PROBLEM TO WORK ON >>
Filter these entries down to lines holding "price".

----

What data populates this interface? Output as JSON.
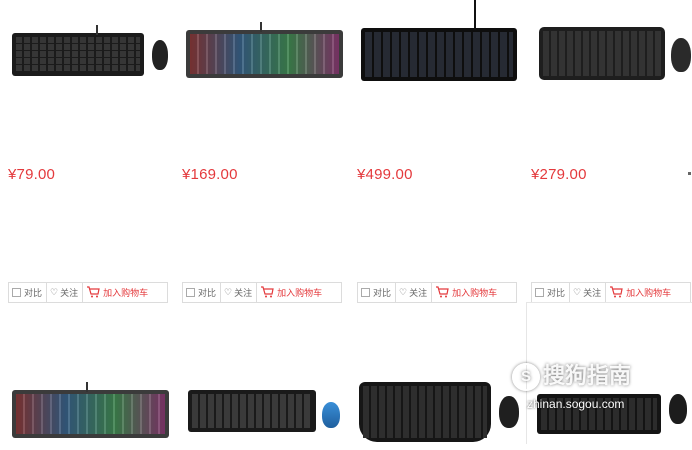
{
  "products": [
    {
      "price": "¥79.00",
      "compare": "对比",
      "follow": "关注",
      "cart": "加入购物车"
    },
    {
      "price": "¥169.00",
      "compare": "对比",
      "follow": "关注",
      "cart": "加入购物车"
    },
    {
      "price": "¥499.00",
      "compare": "对比",
      "follow": "关注",
      "cart": "加入购物车"
    },
    {
      "price": "¥279.00",
      "compare": "对比",
      "follow": "关注",
      "cart": "加入购物车"
    }
  ],
  "watermark": {
    "brand": "搜狗指南",
    "url": "zhinan.sogou.com"
  },
  "colors": {
    "price": "#e4393c",
    "border": "#dcdcdc",
    "text": "#666666"
  },
  "icons": [
    "checkbox-icon",
    "heart-icon",
    "cart-icon",
    "sogou-logo-icon"
  ]
}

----

FINISHED TASK >>
      "price": "¥79.00",
      "price": "¥169.00",
      "price": "¥499.00",
      "price": "¥279.00",
    "price": "#e4393c",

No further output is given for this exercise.